Exercise description:
With pictures omitted, restate the data word for word.

Extracted data entries
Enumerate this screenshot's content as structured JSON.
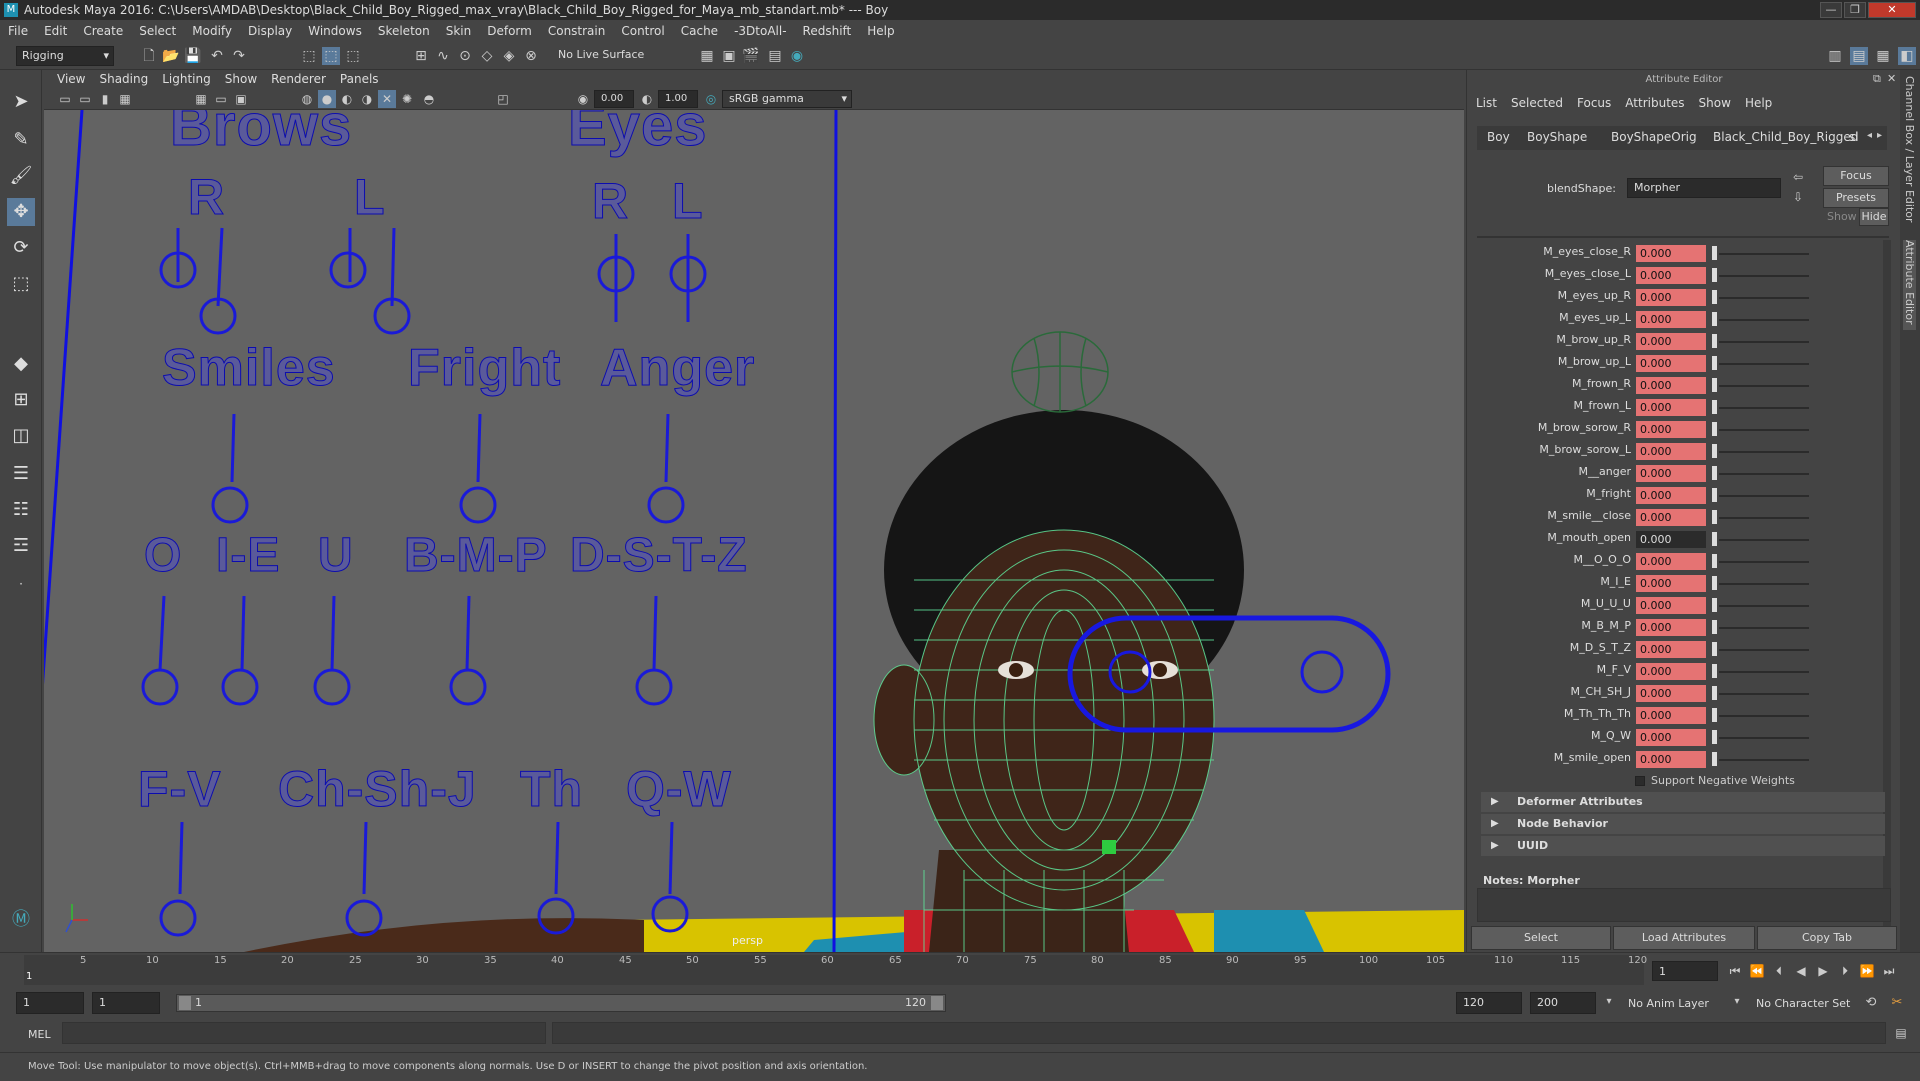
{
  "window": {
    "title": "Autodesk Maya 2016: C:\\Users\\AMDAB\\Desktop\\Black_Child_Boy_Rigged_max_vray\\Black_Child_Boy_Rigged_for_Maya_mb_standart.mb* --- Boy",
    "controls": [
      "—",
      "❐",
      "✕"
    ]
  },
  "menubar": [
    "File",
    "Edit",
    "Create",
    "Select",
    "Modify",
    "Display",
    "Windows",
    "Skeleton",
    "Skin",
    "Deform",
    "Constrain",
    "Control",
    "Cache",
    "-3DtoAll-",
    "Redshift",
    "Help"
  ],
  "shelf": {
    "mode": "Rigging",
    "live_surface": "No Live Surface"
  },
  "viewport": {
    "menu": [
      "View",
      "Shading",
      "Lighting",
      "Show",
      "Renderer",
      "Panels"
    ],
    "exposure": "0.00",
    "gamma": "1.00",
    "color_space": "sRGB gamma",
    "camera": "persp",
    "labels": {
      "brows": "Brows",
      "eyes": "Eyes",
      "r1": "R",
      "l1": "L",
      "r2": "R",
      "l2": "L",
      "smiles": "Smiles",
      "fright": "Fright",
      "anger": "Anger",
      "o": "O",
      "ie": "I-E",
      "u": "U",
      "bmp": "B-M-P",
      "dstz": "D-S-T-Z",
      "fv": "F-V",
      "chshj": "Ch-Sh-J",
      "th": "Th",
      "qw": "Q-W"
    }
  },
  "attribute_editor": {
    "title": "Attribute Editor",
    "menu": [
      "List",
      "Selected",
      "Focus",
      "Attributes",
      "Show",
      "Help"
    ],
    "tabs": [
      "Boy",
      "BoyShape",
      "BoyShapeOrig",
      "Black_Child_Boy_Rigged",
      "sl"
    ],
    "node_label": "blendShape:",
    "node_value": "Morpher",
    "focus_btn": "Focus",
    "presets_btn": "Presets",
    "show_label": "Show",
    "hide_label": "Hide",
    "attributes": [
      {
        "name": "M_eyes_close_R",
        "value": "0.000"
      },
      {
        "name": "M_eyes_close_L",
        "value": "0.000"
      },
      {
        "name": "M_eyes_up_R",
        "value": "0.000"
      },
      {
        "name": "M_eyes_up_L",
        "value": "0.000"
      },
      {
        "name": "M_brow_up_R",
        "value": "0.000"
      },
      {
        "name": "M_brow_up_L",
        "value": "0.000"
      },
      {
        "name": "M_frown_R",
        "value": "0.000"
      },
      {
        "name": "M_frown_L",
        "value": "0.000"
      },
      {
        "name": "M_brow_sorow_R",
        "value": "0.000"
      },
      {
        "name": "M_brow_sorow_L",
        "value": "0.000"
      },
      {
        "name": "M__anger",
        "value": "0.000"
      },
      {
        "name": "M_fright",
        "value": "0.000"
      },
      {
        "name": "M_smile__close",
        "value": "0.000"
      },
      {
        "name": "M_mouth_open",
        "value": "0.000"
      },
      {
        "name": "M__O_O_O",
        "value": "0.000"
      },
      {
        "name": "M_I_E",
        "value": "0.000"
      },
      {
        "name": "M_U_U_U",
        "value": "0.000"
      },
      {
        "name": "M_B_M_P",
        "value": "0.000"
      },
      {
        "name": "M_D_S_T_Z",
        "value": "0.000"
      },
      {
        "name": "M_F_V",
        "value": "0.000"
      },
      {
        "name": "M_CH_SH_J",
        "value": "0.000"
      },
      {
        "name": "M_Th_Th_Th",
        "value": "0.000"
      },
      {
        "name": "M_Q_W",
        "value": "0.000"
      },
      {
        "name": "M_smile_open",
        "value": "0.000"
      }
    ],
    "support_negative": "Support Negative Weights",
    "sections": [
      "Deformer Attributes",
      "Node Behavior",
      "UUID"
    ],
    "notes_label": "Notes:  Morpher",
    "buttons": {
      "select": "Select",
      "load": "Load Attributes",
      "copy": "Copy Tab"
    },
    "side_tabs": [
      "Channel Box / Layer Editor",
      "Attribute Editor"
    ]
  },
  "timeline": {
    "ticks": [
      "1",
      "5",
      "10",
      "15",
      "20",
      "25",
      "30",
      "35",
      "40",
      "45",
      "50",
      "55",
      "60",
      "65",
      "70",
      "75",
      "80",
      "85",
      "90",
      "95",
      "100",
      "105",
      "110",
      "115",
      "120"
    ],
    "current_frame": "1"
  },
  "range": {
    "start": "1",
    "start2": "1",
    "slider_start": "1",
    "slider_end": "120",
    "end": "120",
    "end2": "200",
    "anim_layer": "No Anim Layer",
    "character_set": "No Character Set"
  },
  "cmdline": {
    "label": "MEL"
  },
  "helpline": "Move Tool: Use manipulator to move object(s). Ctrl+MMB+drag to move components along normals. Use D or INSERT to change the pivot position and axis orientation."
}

Answer section:
Enumerate this screenshot's content as structured JSON.
{
  "window": {
    "title": "Autodesk Maya 2016: C:\\Users\\AMDAB\\Desktop\\Black_Child_Boy_Rigged_max_vray\\Black_Child_Boy_Rigged_for_Maya_mb_standart.mb* --- Boy",
    "controls": [
      "—",
      "❐",
      "✕"
    ]
  },
  "menubar": [
    "File",
    "Edit",
    "Create",
    "Select",
    "Modify",
    "Display",
    "Windows",
    "Skeleton",
    "Skin",
    "Deform",
    "Constrain",
    "Control",
    "Cache",
    "-3DtoAll-",
    "Redshift",
    "Help"
  ],
  "shelf": {
    "mode": "Rigging",
    "live_surface": "No Live Surface"
  },
  "viewport": {
    "menu": [
      "View",
      "Shading",
      "Lighting",
      "Show",
      "Renderer",
      "Panels"
    ],
    "exposure": "0.00",
    "gamma": "1.00",
    "color_space": "sRGB gamma",
    "camera": "persp",
    "labels": {
      "brows": "Brows",
      "eyes": "Eyes",
      "r1": "R",
      "l1": "L",
      "r2": "R",
      "l2": "L",
      "smiles": "Smiles",
      "fright": "Fright",
      "anger": "Anger",
      "o": "O",
      "ie": "I-E",
      "u": "U",
      "bmp": "B-M-P",
      "dstz": "D-S-T-Z",
      "fv": "F-V",
      "chshj": "Ch-Sh-J",
      "th": "Th",
      "qw": "Q-W"
    }
  },
  "attribute_editor": {
    "title": "Attribute Editor",
    "menu": [
      "List",
      "Selected",
      "Focus",
      "Attributes",
      "Show",
      "Help"
    ],
    "tabs": [
      "Boy",
      "BoyShape",
      "BoyShapeOrig",
      "Black_Child_Boy_Rigged",
      "sl"
    ],
    "node_label": "blendShape:",
    "node_value": "Morpher",
    "focus_btn": "Focus",
    "presets_btn": "Presets",
    "show_label": "Show",
    "hide_label": "Hide",
    "attributes": [
      {
        "name": "M_eyes_close_R",
        "value": "0.000"
      },
      {
        "name": "M_eyes_close_L",
        "value": "0.000"
      },
      {
        "name": "M_eyes_up_R",
        "value": "0.000"
      },
      {
        "name": "M_eyes_up_L",
        "value": "0.000"
      },
      {
        "name": "M_brow_up_R",
        "value": "0.000"
      },
      {
        "name": "M_brow_up_L",
        "value": "0.000"
      },
      {
        "name": "M_frown_R",
        "value": "0.000"
      },
      {
        "name": "M_frown_L",
        "value": "0.000"
      },
      {
        "name": "M_brow_sorow_R",
        "value": "0.000"
      },
      {
        "name": "M_brow_sorow_L",
        "value": "0.000"
      },
      {
        "name": "M__anger",
        "value": "0.000"
      },
      {
        "name": "M_fright",
        "value": "0.000"
      },
      {
        "name": "M_smile__close",
        "value": "0.000"
      },
      {
        "name": "M_mouth_open",
        "value": "0.000"
      },
      {
        "name": "M__O_O_O",
        "value": "0.000"
      },
      {
        "name": "M_I_E",
        "value": "0.000"
      },
      {
        "name": "M_U_U_U",
        "value": "0.000"
      },
      {
        "name": "M_B_M_P",
        "value": "0.000"
      },
      {
        "name": "M_D_S_T_Z",
        "value": "0.000"
      },
      {
        "name": "M_F_V",
        "value": "0.000"
      },
      {
        "name": "M_CH_SH_J",
        "value": "0.000"
      },
      {
        "name": "M_Th_Th_Th",
        "value": "0.000"
      },
      {
        "name": "M_Q_W",
        "value": "0.000"
      },
      {
        "name": "M_smile_open",
        "value": "0.000"
      }
    ],
    "support_negative": "Support Negative Weights",
    "sections": [
      "Deformer Attributes",
      "Node Behavior",
      "UUID"
    ],
    "notes_label": "Notes:  Morpher",
    "buttons": {
      "select": "Select",
      "load": "Load Attributes",
      "copy": "Copy Tab"
    },
    "side_tabs": [
      "Channel Box / Layer Editor",
      "Attribute Editor"
    ]
  },
  "timeline": {
    "ticks": [
      "1",
      "5",
      "10",
      "15",
      "20",
      "25",
      "30",
      "35",
      "40",
      "45",
      "50",
      "55",
      "60",
      "65",
      "70",
      "75",
      "80",
      "85",
      "90",
      "95",
      "100",
      "105",
      "110",
      "115",
      "120"
    ],
    "current_frame": "1"
  },
  "range": {
    "start": "1",
    "start2": "1",
    "slider_start": "1",
    "slider_end": "120",
    "end": "120",
    "end2": "200",
    "anim_layer": "No Anim Layer",
    "character_set": "No Character Set"
  },
  "cmdline": {
    "label": "MEL"
  },
  "helpline": "Move Tool: Use manipulator to move object(s). Ctrl+MMB+drag to move components along normals. Use D or INSERT to change the pivot position and axis orientation."
}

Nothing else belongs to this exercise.